SUPPLIED INFORMATION section start

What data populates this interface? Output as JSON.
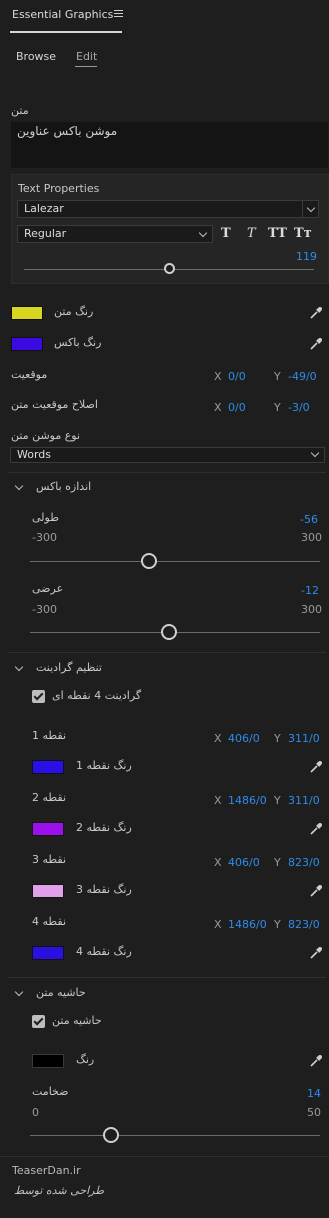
{
  "panel": {
    "title": "Essential Graphics"
  },
  "tabs": {
    "browse": "Browse",
    "edit": "Edit"
  },
  "text_section": {
    "label": "متن",
    "value": "موشن باکس عناوین"
  },
  "text_properties": {
    "title": "Text Properties",
    "font": "Lalezar",
    "style": "Regular",
    "style_buttons": [
      "T",
      "T",
      "TT",
      "Tт"
    ],
    "size": "119",
    "size_fraction": 0.5
  },
  "text_color": {
    "label": "رنگ متن",
    "color": "#d8d520"
  },
  "box_color": {
    "label": "رنگ باکس",
    "color": "#3a0ae0"
  },
  "position": {
    "label": "موقعیت",
    "x_label": "X",
    "x": "0/0",
    "y_label": "Y",
    "y": "-49/0"
  },
  "position_fix": {
    "label": "اصلاح موقعیت متن",
    "x_label": "X",
    "x": "0/0",
    "y_label": "Y",
    "y": "-3/0"
  },
  "motion_type": {
    "label": "نوع موشن متن",
    "value": "Words"
  },
  "box_size": {
    "title": "اندازه باکس",
    "length": {
      "label": "طولی",
      "value": "-56",
      "min": "-300",
      "max": "300",
      "fraction": 0.41
    },
    "width": {
      "label": "عرضی",
      "value": "-12",
      "min": "-300",
      "max": "300",
      "fraction": 0.48
    }
  },
  "gradient": {
    "title": "تنظیم گرادینت",
    "checkbox_label": "گرادینت 4 نقطه ای",
    "points": [
      {
        "label": "نقطه 1",
        "x": "406/0",
        "y": "311/0",
        "color_label": "رنگ نقطه 1",
        "color": "#2a10e8"
      },
      {
        "label": "نقطه 2",
        "x": "1486/0",
        "y": "311/0",
        "color_label": "رنگ نقطه 2",
        "color": "#9b10ec"
      },
      {
        "label": "نقطه 3",
        "x": "406/0",
        "y": "823/0",
        "color_label": "رنگ نقطه 3",
        "color": "#e0a0ea"
      },
      {
        "label": "نقطه 4",
        "x": "1486/0",
        "y": "823/0",
        "color_label": "رنگ نقطه 4",
        "color": "#2a10e0"
      }
    ]
  },
  "text_border": {
    "title": "حاشیه متن",
    "checkbox_label": "حاشیه متن",
    "color_label": "رنگ",
    "color": "#000000",
    "thickness": {
      "label": "ضخامت",
      "value": "14",
      "min": "0",
      "max": "50",
      "fraction": 0.28
    }
  },
  "footer": {
    "site": "TeaserDan.ir",
    "credit": "طراحی شده توسط"
  }
}
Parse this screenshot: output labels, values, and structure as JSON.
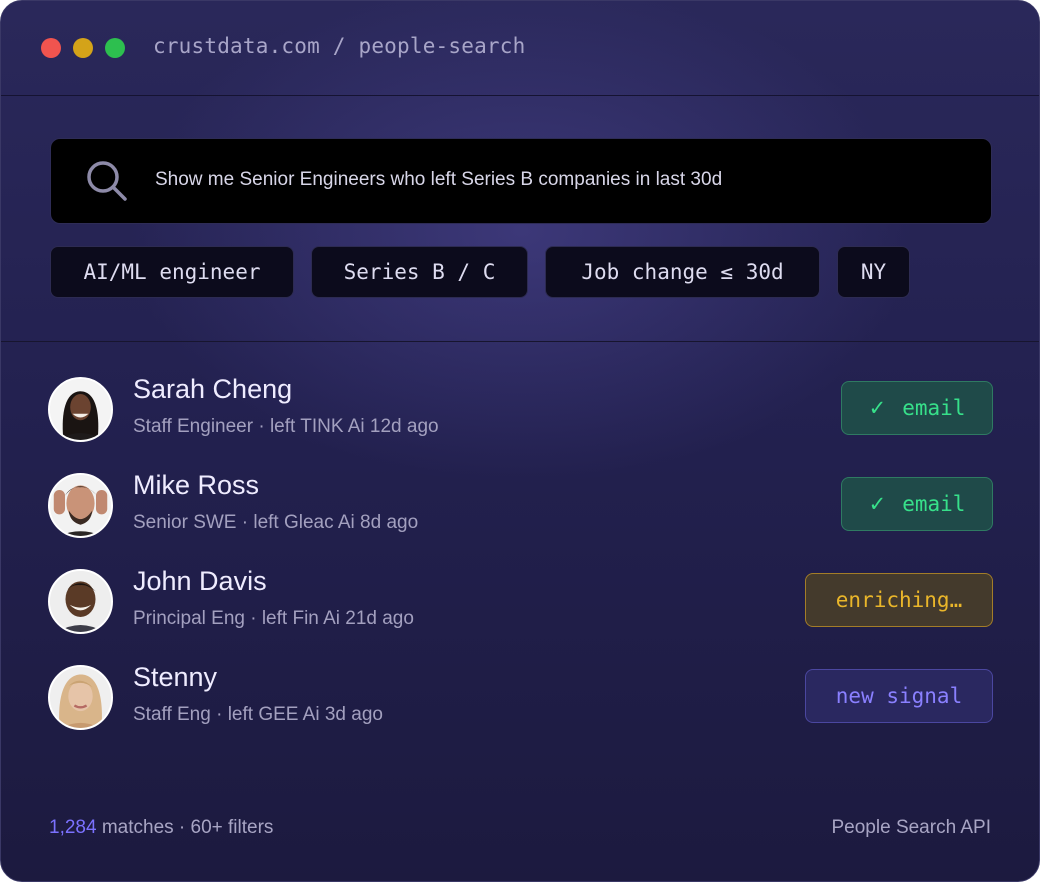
{
  "window": {
    "url": "crustdata.com / people-search"
  },
  "search": {
    "query": "Show me Senior Engineers who left Series B companies in last 30d",
    "icon": "search-icon"
  },
  "filters": [
    {
      "label": "AI/ML engineer"
    },
    {
      "label": "Series B / C"
    },
    {
      "label": "Job change ≤ 30d"
    },
    {
      "label": "NY"
    }
  ],
  "people": [
    {
      "name": "Sarah Cheng",
      "meta": "Staff Engineer · left TINK Ai 12d ago",
      "status": "email",
      "status_icon": "check-icon"
    },
    {
      "name": "Mike Ross",
      "meta": "Senior SWE · left Gleac Ai 8d ago",
      "status": "email",
      "status_icon": "check-icon"
    },
    {
      "name": "John Davis",
      "meta": "Principal Eng · left Fin Ai 21d ago",
      "status": "enriching…"
    },
    {
      "name": "Stenny",
      "meta": "Staff Eng · left GEE Ai 3d ago",
      "status": "new signal"
    }
  ],
  "footer": {
    "count": "1,284",
    "matches_text": " matches · 60+ filters",
    "right": "People Search API"
  },
  "colors": {
    "background": "#232150",
    "email_badge": "#37e08a",
    "enriching_badge": "#eab62a",
    "signal_badge": "#8a80ff",
    "count_accent": "#7b71ff"
  }
}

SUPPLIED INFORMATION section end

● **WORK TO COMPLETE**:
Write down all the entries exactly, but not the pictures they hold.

● **TASK RESPONSE**:
What data populates this interface? Output as JSON.
{
  "panel": {
    "title": "Essential Graphics"
  },
  "tabs": {
    "browse": "Browse",
    "edit": "Edit"
  },
  "text_section": {
    "label": "متن",
    "value": "موشن باکس عناوین"
  },
  "text_properties": {
    "title": "Text Properties",
    "font": "Lalezar",
    "style": "Regular",
    "style_buttons": [
      "T",
      "T",
      "TT",
      "Tт"
    ],
    "size": "119",
    "size_fraction": 0.5
  },
  "text_color": {
    "label": "رنگ متن",
    "color": "#d8d520"
  },
  "box_color": {
    "label": "رنگ باکس",
    "color": "#3a0ae0"
  },
  "position": {
    "label": "موقعیت",
    "x_label": "X",
    "x": "0/0",
    "y_label": "Y",
    "y": "-49/0"
  },
  "position_fix": {
    "label": "اصلاح موقعیت متن",
    "x_label": "X",
    "x": "0/0",
    "y_label": "Y",
    "y": "-3/0"
  },
  "motion_type": {
    "label": "نوع موشن متن",
    "value": "Words"
  },
  "box_size": {
    "title": "اندازه باکس",
    "length": {
      "label": "طولی",
      "value": "-56",
      "min": "-300",
      "max": "300",
      "fraction": 0.41
    },
    "width": {
      "label": "عرضی",
      "value": "-12",
      "min": "-300",
      "max": "300",
      "fraction": 0.48
    }
  },
  "gradient": {
    "title": "تنظیم گرادینت",
    "checkbox_label": "گرادینت 4 نقطه ای",
    "points": [
      {
        "label": "نقطه 1",
        "x": "406/0",
        "y": "311/0",
        "color_label": "رنگ نقطه 1",
        "color": "#2a10e8"
      },
      {
        "label": "نقطه 2",
        "x": "1486/0",
        "y": "311/0",
        "color_label": "رنگ نقطه 2",
        "color": "#9b10ec"
      },
      {
        "label": "نقطه 3",
        "x": "406/0",
        "y": "823/0",
        "color_label": "رنگ نقطه 3",
        "color": "#e0a0ea"
      },
      {
        "label": "نقطه 4",
        "x": "1486/0",
        "y": "823/0",
        "color_label": "رنگ نقطه 4",
        "color": "#2a10e0"
      }
    ]
  },
  "text_border": {
    "title": "حاشیه متن",
    "checkbox_label": "حاشیه متن",
    "color_label": "رنگ",
    "color": "#000000",
    "thickness": {
      "label": "ضخامت",
      "value": "14",
      "min": "0",
      "max": "50",
      "fraction": 0.28
    }
  },
  "footer": {
    "site": "TeaserDan.ir",
    "credit": "طراحی شده توسط"
  }
}
Parse this screenshot: output labels, values, and structure as JSON.
{
  "window": {
    "url": "crustdata.com / people-search"
  },
  "search": {
    "query": "Show me Senior Engineers who left Series B companies in last 30d",
    "icon": "search-icon"
  },
  "filters": [
    {
      "label": "AI/ML engineer"
    },
    {
      "label": "Series B / C"
    },
    {
      "label": "Job change ≤ 30d"
    },
    {
      "label": "NY"
    }
  ],
  "people": [
    {
      "name": "Sarah Cheng",
      "meta": "Staff Engineer · left TINK Ai 12d ago",
      "status": "email",
      "status_icon": "check-icon"
    },
    {
      "name": "Mike Ross",
      "meta": "Senior SWE · left Gleac Ai 8d ago",
      "status": "email",
      "status_icon": "check-icon"
    },
    {
      "name": "John Davis",
      "meta": "Principal Eng · left Fin Ai 21d ago",
      "status": "enriching…"
    },
    {
      "name": "Stenny",
      "meta": "Staff Eng · left GEE Ai 3d ago",
      "status": "new signal"
    }
  ],
  "footer": {
    "count": "1,284",
    "matches_text": " matches · 60+ filters",
    "right": "People Search API"
  },
  "colors": {
    "background": "#232150",
    "email_badge": "#37e08a",
    "enriching_badge": "#eab62a",
    "signal_badge": "#8a80ff",
    "count_accent": "#7b71ff"
  }
}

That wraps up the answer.